And, oddly enough, simply believe you will make a good first impression. A 2009 study published in Personality and Social Psychology Bulletin shows people who expect to be “accepted” act more warmly and therefore are seen as more likable. (Of course you genuinely have to believe you will be accepted — or at least “George Costanza believe” you will be accepted — which is obviously the hard part.)
So, yeah: You know what to do. But knowing what to do is never a guarantee of success.
How can you tell if you actually made a good first impression? Science to the rescue.
According to a 2018 meta-analysis of more than 50 different studies published in Psychological Bulletin, the key is to look for specific nonverbal and verbal signs to determine if you’ve established some degree of rapport.
- Smiling and laughing. No surprise there. But most people reflexively smile back, especially at first. And then there’s the Jimmy Fallon-esque “Oh, my gosh, I’ve never heard anyone say anything so funny” kind of laughter that doesn’t indicate anything genuine.

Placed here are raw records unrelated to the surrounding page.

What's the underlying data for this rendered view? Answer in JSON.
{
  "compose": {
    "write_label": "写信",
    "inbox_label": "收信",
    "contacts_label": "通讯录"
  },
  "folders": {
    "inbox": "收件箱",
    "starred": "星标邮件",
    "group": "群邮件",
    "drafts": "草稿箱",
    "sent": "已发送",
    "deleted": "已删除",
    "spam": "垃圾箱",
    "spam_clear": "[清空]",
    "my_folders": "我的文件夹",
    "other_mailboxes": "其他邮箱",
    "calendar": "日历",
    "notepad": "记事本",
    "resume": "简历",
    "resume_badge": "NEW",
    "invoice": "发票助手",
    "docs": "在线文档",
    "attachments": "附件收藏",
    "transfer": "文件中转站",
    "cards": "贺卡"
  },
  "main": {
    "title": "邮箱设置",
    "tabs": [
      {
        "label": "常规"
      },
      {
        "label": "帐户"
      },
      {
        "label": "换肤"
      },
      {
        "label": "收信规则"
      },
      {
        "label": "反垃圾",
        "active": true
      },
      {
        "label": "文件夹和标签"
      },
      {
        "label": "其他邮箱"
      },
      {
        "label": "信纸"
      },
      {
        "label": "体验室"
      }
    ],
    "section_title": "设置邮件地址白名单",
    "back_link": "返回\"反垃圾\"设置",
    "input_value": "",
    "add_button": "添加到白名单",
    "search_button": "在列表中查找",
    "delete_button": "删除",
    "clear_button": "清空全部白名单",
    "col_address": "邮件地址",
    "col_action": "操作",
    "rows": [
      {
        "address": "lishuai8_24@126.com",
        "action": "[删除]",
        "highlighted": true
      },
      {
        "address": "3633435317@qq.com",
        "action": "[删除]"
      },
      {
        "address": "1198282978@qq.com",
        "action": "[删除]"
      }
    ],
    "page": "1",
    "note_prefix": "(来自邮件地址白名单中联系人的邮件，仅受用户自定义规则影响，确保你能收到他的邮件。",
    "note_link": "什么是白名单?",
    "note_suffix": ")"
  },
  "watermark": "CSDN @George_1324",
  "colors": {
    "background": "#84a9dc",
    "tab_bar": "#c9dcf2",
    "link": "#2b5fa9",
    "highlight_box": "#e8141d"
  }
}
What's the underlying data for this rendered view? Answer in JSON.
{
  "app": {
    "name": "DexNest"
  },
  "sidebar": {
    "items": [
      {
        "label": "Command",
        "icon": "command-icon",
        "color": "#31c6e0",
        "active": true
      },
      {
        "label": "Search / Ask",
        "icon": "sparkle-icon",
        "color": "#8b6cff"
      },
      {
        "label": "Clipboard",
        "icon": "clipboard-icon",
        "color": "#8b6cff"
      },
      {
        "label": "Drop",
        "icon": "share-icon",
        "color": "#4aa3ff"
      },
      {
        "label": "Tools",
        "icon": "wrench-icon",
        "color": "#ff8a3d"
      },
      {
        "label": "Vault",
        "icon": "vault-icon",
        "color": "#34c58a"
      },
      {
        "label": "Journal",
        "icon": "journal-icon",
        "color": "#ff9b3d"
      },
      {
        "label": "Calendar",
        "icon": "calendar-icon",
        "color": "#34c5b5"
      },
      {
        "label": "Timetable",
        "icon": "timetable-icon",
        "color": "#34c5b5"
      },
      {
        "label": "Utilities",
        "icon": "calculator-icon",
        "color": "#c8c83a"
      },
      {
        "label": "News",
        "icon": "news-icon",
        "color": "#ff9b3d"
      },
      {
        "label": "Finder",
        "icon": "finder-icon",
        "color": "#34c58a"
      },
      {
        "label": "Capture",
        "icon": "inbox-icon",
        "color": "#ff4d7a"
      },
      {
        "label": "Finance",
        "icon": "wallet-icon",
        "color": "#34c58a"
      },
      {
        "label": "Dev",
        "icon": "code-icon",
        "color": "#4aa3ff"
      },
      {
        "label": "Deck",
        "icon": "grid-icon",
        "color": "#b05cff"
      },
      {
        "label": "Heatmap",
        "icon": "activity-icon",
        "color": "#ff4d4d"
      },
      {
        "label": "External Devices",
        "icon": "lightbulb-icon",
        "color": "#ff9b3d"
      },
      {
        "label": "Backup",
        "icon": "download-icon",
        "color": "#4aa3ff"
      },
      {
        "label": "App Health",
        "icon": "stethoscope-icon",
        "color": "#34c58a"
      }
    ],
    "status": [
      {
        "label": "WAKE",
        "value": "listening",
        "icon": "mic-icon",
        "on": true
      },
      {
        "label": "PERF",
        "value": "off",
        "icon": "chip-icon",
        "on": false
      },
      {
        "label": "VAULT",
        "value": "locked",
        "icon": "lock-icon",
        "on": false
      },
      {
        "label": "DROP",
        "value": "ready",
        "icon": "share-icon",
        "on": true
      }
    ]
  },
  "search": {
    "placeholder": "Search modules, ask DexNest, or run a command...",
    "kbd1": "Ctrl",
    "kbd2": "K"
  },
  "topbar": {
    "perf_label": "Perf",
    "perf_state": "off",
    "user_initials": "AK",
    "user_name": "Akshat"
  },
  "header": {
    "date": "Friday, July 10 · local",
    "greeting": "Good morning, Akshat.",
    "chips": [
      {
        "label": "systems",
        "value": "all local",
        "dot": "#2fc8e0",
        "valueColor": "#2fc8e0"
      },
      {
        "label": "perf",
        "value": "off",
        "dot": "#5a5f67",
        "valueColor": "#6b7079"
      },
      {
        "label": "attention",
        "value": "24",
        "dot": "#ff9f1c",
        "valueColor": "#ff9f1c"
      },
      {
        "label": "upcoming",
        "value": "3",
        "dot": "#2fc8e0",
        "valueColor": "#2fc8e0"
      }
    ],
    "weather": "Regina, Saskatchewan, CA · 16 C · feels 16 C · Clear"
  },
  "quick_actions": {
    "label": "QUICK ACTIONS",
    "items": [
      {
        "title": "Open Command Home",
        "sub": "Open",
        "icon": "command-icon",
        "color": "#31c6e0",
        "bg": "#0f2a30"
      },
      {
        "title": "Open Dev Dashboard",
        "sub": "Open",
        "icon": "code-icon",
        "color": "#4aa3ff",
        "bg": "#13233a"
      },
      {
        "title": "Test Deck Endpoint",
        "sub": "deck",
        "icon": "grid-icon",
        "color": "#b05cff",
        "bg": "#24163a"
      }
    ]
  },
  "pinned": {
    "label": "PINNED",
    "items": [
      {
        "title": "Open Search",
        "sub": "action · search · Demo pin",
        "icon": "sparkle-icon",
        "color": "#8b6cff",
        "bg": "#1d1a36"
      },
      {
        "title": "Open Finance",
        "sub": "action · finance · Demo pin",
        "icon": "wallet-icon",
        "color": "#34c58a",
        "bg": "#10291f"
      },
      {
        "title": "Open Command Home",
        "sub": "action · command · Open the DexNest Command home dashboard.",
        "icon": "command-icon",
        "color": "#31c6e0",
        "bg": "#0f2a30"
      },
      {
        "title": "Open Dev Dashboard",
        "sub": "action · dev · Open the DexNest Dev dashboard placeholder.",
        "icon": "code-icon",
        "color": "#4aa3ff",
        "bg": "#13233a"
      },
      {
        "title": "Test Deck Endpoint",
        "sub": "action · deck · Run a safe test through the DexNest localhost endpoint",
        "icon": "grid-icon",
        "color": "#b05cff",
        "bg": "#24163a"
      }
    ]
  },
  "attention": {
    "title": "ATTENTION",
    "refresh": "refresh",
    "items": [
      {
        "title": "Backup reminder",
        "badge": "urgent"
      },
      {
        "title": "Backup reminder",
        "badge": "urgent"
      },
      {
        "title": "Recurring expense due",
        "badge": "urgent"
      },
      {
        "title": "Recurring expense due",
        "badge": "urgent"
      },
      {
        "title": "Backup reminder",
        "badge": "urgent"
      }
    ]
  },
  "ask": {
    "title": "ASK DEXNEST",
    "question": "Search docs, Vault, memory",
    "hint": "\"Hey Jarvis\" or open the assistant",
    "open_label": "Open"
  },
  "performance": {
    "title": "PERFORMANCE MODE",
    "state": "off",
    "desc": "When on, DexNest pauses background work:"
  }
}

- Holding eye contact. Also unsurprising; the eyes are usually the first indication the other person is thinking about somewhere they would rather be.
- Maintaining physical proximity. We all define “personal space” differently; the fact you back up half a step might just only mean I’ve slightly encroached on yours. Yet according to the researchers, physical proximity is a key indicator of likability.
- Starting new topics of conversation. Another less obvious, yet important, indicator. If there’s no spark, polite people will see the current topic through and try to move on. But if they bring up something else, without prompting…
- Unconsciously mimicking nonverbal expressions. A 2019 study published in Cognition and Emotion shows that when other people mimic your nonverbal expressions, that indicates they understand the emotions you’re experiencing — and may even result in “emotional contagion.” (Which means, if you want to use your first impression skills manipulatively, copying the other person’s expressions and gestures can make you seem more likable.)
So: Imagine you meet someone new. You know what to do. Smile. Make and hold eye contact. Laugh when appropriate. Don’t back away. Shift the conversational focus to the person you just met; one way is to use the 3 Questions Rule.
All the while, pay attention to how the other person responds. Whether they smile, laugh, and hold eye contact.
And more important, whether they maintain physical proximity, initiate new topics of conversation on their own, and mimic some of your nonverbal expressions.
And then use what you learn to make a better first impression with the next person you meet.
Because the next person you meet could turn out to be one of your most important connections. Or one of your biggest customers.
Or, best of all, one of your closest friends.